| Task description |
Take each line below that has "data" and copy it.

(Extracted records)
-*-
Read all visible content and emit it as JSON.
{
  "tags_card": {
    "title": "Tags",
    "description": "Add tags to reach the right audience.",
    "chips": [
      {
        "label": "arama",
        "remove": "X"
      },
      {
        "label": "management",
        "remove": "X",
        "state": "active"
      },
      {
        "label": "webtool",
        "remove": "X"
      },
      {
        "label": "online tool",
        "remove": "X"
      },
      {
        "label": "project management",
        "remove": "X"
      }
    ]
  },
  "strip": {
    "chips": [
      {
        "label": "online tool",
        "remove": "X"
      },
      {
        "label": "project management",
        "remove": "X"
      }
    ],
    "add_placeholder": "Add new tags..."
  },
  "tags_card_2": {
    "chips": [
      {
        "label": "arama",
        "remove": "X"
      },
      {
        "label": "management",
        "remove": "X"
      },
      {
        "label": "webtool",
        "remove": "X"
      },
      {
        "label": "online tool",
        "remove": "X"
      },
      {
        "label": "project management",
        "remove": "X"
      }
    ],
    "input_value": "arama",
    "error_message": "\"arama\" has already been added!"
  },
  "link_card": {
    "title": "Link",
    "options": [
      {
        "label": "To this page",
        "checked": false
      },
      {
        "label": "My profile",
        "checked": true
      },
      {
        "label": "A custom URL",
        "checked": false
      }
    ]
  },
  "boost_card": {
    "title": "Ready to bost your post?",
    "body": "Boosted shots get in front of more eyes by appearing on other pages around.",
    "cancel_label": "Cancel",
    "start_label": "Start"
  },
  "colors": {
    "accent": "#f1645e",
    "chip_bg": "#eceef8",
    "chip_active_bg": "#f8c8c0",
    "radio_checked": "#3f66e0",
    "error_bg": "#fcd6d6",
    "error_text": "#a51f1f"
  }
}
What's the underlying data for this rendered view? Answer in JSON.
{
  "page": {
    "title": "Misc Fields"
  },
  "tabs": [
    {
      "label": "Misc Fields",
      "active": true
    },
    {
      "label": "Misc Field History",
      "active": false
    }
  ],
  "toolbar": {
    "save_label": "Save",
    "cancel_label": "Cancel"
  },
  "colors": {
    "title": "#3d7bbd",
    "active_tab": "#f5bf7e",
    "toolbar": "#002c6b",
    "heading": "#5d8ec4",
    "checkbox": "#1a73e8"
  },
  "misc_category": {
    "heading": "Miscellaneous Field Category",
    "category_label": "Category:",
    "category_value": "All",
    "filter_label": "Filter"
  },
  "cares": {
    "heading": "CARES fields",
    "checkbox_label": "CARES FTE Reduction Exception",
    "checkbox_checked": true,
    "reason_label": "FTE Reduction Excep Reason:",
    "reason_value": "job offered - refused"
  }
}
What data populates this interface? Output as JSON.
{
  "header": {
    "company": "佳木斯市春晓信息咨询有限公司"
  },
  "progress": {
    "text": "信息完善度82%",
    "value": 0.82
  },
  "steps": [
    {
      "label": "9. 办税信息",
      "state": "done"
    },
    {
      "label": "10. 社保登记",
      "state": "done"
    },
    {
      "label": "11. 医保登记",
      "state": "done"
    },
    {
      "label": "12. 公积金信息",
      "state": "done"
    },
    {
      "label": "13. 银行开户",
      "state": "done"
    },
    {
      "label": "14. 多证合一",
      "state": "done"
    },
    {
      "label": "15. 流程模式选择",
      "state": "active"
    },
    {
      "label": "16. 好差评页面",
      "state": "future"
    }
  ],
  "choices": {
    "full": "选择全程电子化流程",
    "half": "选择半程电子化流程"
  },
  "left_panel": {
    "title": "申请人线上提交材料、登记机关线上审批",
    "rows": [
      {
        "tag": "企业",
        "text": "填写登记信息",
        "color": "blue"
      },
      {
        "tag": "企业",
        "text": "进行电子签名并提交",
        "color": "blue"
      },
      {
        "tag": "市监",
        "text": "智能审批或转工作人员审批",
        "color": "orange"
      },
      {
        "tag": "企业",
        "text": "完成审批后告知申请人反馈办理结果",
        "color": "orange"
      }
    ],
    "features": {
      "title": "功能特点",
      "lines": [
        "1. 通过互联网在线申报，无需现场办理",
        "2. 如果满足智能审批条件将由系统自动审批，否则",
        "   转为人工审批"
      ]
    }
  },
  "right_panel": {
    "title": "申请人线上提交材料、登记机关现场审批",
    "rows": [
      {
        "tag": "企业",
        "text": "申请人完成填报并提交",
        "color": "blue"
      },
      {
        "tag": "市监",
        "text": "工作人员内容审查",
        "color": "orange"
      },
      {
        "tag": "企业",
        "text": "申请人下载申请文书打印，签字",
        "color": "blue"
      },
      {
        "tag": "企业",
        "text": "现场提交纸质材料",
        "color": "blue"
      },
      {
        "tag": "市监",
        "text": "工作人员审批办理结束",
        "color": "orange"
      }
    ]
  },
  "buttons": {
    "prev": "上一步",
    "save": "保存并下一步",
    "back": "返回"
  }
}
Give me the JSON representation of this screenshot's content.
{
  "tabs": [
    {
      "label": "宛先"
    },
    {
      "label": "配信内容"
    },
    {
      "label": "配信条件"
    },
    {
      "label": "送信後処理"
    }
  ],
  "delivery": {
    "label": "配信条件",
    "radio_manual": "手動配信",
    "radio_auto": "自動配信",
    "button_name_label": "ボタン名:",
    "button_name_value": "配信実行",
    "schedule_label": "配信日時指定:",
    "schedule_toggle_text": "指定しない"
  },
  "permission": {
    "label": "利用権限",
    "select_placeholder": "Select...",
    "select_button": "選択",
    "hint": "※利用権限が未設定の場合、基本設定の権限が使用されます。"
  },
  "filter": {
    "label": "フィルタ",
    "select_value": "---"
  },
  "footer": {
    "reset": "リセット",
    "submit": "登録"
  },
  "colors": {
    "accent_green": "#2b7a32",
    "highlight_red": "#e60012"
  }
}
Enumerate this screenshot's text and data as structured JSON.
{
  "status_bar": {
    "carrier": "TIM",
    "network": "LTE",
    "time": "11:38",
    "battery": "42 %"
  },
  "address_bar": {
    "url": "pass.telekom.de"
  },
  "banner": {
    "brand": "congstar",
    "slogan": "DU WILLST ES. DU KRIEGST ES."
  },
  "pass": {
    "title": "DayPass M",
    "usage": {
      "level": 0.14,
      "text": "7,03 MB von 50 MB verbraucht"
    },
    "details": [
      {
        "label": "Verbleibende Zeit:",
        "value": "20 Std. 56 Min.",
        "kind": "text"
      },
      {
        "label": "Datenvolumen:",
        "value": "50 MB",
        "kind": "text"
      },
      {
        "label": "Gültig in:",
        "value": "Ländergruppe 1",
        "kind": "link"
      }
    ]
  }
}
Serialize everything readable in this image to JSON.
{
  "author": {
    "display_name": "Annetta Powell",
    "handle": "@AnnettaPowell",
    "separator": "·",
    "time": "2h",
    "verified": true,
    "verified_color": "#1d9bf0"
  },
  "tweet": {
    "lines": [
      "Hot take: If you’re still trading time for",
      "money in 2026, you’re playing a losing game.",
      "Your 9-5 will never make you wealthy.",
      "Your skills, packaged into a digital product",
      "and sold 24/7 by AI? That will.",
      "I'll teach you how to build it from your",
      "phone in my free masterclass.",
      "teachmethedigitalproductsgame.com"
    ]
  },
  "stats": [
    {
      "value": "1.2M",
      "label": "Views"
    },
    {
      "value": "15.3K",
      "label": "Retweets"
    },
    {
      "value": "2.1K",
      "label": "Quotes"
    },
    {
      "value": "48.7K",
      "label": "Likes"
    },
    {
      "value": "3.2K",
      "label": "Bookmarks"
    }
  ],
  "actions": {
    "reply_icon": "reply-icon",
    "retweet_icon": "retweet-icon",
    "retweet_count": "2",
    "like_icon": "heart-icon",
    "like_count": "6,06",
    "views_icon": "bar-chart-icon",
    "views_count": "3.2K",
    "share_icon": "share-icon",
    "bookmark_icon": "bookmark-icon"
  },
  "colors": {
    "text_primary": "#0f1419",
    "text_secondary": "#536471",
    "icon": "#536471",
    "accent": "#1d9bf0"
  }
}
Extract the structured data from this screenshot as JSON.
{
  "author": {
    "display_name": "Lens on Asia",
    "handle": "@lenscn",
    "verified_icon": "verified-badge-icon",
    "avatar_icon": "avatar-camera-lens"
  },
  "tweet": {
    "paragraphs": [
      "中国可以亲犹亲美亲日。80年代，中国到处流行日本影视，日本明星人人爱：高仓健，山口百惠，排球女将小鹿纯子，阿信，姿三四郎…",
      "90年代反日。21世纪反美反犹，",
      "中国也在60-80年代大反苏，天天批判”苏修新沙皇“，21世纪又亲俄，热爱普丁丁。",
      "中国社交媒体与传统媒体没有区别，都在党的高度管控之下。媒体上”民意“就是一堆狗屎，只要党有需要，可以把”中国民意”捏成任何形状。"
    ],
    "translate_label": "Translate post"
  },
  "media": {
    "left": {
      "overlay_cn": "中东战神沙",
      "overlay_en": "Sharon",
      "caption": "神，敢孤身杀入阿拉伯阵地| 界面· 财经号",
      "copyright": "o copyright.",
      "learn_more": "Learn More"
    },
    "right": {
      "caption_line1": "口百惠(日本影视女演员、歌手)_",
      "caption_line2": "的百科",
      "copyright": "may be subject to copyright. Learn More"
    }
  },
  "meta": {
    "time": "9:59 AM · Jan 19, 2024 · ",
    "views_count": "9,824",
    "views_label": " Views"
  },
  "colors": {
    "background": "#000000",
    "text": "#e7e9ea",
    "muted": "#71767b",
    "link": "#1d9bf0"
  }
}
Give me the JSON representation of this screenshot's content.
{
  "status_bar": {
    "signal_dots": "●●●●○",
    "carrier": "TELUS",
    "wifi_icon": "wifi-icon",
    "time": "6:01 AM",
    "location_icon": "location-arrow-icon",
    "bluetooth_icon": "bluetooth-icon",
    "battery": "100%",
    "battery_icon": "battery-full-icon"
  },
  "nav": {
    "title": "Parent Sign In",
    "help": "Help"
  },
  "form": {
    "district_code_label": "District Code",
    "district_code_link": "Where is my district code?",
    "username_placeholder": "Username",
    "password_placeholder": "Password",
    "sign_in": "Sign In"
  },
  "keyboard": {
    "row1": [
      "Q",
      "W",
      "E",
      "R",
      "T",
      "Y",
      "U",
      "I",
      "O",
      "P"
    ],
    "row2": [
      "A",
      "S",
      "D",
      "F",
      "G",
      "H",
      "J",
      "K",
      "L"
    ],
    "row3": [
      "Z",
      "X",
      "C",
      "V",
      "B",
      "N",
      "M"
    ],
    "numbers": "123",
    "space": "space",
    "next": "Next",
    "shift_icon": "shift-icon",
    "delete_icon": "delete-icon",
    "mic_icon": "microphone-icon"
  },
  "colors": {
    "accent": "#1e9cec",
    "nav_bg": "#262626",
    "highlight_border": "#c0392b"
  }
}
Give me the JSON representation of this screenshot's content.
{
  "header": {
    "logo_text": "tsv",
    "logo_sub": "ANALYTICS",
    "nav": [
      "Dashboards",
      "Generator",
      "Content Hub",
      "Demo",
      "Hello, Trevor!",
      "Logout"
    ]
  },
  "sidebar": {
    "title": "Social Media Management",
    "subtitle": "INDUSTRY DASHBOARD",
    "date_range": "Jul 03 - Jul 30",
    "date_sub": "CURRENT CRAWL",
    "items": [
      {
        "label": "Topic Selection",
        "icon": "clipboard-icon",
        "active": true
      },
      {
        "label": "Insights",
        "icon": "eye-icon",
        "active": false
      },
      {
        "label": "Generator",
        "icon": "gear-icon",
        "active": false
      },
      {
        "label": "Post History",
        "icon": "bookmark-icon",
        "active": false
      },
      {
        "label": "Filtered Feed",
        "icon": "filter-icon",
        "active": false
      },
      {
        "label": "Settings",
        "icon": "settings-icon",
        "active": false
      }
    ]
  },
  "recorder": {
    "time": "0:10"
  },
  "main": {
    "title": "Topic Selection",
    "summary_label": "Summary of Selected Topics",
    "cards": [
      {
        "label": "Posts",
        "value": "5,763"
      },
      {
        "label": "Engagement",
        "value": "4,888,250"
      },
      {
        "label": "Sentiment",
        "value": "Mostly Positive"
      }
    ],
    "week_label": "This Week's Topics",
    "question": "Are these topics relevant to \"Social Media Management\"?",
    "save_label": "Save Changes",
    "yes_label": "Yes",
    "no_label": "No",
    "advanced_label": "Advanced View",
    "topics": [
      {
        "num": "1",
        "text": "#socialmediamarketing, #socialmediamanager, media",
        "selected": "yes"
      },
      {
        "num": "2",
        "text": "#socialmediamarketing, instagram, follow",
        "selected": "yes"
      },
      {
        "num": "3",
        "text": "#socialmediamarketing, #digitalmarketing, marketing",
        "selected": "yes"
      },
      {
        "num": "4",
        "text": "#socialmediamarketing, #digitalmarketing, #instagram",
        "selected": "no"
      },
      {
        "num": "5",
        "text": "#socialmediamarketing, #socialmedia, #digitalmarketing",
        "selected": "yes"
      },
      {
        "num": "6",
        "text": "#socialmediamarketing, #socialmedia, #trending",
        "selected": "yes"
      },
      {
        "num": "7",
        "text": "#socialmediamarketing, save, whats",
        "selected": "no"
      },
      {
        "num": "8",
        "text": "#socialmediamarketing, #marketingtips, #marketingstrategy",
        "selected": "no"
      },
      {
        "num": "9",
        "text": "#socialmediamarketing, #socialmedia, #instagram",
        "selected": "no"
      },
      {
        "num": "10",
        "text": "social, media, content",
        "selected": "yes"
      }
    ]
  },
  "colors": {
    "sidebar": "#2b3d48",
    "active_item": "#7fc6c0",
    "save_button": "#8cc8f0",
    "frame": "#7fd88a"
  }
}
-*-
| Answer box |
What's the underlying data for this rendered view? Answer in JSON.
What data populates this interface? Output as JSON.
Enumerate this screenshot's text and data as structured JSON.
Extract the structured data from this screenshot as JSON.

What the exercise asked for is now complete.